Dataset records.
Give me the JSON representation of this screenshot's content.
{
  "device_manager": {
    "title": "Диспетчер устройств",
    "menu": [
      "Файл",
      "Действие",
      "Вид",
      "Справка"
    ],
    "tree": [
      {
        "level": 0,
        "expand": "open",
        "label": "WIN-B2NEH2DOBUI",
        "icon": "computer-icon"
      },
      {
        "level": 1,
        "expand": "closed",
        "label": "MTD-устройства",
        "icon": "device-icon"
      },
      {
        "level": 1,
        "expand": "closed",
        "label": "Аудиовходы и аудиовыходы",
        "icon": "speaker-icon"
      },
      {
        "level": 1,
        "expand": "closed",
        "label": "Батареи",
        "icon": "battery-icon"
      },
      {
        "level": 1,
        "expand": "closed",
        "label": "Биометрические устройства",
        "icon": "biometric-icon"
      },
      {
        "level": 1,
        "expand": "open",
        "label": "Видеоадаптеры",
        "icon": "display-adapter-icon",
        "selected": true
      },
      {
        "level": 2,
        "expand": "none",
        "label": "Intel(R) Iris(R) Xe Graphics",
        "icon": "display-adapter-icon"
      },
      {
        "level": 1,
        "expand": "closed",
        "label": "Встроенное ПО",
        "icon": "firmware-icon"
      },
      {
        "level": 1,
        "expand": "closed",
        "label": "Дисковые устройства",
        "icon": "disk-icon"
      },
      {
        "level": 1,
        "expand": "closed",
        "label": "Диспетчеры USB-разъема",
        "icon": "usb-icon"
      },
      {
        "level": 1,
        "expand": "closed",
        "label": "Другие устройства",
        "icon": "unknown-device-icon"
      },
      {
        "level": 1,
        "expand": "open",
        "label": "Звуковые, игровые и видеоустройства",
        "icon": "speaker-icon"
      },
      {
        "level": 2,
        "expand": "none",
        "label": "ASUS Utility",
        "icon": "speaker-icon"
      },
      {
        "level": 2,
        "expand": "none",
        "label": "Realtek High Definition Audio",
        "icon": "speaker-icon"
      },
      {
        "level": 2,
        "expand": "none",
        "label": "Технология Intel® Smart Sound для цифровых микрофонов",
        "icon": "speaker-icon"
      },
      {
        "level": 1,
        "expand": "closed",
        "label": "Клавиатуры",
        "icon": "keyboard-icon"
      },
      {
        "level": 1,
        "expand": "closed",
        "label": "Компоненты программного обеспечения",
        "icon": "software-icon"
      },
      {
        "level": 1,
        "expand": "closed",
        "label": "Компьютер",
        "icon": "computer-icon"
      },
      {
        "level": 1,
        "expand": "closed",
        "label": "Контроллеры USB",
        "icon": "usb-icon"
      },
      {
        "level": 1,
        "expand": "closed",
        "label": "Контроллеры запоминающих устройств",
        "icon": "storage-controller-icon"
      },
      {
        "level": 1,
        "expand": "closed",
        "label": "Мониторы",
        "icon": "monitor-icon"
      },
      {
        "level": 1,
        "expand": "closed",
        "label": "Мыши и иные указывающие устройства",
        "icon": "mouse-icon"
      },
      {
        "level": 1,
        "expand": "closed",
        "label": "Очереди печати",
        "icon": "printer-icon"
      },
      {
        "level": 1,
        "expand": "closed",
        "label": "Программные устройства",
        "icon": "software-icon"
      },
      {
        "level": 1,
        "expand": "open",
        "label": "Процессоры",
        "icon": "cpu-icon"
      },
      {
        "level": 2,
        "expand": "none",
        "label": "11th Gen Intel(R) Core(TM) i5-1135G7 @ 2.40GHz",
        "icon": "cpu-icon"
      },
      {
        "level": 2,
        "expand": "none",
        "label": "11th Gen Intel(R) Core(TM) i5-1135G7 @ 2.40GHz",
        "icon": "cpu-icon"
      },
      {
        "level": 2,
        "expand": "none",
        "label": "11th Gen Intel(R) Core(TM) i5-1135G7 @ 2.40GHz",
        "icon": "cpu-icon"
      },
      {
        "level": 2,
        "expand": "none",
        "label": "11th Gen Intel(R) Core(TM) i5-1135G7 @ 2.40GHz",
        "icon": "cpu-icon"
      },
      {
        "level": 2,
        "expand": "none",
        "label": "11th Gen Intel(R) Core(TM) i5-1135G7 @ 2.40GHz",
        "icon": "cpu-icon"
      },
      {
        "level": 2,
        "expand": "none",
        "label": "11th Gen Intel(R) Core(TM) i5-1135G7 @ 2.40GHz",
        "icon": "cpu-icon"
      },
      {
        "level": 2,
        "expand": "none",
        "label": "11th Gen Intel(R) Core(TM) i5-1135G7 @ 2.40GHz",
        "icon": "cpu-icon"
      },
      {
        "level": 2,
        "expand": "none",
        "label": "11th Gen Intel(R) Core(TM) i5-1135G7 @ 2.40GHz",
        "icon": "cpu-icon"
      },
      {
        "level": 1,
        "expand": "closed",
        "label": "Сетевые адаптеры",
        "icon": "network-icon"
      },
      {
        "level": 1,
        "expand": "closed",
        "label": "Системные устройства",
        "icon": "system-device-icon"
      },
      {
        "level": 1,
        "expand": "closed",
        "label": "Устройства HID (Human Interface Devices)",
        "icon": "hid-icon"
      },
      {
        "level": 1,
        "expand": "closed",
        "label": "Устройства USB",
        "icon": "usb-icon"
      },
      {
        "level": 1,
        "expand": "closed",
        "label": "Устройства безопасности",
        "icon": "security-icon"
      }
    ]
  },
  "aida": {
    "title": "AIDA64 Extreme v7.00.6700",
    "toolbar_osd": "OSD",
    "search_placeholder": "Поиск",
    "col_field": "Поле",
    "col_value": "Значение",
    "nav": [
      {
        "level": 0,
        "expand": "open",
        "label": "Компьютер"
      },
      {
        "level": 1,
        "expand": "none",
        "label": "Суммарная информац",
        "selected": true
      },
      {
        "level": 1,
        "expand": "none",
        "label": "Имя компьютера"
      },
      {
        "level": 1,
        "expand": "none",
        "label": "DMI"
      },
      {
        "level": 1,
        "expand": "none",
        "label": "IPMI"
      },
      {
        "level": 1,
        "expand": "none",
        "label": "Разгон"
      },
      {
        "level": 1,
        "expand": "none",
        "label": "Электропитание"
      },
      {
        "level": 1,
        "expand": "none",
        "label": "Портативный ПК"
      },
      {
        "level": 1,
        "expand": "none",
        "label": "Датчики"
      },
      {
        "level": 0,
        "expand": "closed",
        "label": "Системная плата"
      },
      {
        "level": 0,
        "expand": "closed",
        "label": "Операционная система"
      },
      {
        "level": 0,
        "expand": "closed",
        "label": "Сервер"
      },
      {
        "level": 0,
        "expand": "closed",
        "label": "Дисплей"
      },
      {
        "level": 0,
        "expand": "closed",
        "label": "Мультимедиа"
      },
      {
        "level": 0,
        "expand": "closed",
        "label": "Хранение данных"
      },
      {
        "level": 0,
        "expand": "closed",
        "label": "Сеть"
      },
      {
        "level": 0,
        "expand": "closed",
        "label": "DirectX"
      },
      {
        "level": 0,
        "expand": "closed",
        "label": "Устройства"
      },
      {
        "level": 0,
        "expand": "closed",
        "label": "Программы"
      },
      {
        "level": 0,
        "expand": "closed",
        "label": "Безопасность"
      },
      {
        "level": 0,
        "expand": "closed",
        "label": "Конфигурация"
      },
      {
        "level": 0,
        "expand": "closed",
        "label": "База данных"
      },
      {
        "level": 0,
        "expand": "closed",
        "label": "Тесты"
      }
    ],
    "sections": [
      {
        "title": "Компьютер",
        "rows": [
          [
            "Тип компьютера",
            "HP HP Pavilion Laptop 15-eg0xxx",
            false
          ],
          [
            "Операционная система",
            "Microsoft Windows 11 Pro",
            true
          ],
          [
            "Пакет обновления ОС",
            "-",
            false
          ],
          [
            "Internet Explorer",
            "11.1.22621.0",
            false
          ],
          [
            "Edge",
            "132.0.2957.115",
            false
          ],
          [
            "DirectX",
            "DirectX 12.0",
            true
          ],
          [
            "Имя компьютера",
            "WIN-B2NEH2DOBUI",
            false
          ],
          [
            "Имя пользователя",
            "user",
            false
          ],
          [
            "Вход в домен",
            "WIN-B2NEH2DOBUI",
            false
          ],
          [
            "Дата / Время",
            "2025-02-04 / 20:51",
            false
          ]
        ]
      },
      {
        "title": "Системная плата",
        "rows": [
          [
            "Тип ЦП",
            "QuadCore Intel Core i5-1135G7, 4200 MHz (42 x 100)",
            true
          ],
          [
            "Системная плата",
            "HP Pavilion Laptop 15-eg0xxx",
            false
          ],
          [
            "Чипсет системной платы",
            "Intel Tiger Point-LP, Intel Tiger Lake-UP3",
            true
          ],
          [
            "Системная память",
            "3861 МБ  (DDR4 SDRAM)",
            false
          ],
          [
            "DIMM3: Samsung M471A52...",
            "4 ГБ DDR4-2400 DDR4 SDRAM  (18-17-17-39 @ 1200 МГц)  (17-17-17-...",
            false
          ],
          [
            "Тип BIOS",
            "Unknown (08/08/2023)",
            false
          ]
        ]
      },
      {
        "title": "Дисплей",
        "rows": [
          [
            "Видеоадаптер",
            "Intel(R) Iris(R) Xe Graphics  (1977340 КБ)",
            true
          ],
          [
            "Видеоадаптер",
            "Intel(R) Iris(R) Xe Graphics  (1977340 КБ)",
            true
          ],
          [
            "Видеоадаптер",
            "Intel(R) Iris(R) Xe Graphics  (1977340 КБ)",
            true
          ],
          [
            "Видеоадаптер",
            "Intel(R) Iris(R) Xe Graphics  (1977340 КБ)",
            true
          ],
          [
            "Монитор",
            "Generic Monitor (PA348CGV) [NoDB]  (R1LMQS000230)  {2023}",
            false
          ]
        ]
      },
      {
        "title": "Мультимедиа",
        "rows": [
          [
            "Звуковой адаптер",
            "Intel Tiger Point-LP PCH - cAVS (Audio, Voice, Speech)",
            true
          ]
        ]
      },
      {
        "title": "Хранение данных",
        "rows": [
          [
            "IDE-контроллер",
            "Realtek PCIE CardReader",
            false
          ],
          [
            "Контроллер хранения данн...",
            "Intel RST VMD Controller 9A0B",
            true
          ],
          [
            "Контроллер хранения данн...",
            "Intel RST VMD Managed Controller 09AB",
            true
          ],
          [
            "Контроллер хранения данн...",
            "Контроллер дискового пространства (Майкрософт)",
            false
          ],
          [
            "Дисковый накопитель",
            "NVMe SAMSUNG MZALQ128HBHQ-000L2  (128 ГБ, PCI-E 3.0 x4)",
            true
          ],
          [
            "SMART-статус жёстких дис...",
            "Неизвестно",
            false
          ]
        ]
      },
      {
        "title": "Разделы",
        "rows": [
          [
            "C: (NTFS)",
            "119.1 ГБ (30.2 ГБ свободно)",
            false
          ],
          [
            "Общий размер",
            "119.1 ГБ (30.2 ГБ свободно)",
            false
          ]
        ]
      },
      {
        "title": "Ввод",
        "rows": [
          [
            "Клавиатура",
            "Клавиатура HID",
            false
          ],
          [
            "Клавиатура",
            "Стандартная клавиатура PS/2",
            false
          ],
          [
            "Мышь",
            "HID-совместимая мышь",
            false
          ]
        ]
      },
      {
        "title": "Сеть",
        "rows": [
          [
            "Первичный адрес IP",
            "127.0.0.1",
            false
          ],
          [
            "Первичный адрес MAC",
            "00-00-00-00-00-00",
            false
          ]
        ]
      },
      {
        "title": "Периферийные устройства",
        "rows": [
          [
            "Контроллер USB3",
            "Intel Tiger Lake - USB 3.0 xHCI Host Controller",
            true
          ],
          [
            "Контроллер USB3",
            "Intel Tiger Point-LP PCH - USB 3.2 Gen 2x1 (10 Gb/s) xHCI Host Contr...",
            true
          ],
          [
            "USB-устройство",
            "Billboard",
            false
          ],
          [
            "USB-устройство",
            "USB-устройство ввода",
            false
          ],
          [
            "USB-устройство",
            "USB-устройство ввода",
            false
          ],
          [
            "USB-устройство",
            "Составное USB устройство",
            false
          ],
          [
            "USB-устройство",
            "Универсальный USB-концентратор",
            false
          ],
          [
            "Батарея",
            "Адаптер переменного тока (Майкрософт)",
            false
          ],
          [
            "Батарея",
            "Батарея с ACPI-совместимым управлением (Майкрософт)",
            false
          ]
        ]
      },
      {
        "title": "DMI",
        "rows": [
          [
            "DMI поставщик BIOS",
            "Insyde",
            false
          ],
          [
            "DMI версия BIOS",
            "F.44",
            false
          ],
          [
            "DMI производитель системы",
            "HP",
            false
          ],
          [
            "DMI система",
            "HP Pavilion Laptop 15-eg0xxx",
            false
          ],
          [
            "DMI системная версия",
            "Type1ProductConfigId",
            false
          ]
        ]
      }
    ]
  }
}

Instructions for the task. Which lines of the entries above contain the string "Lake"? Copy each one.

Answer box.
            "Intel Tiger Point-LP, Intel Tiger Lake-UP3",
            "Intel Tiger Lake - USB 3.0 xHCI Host Controller",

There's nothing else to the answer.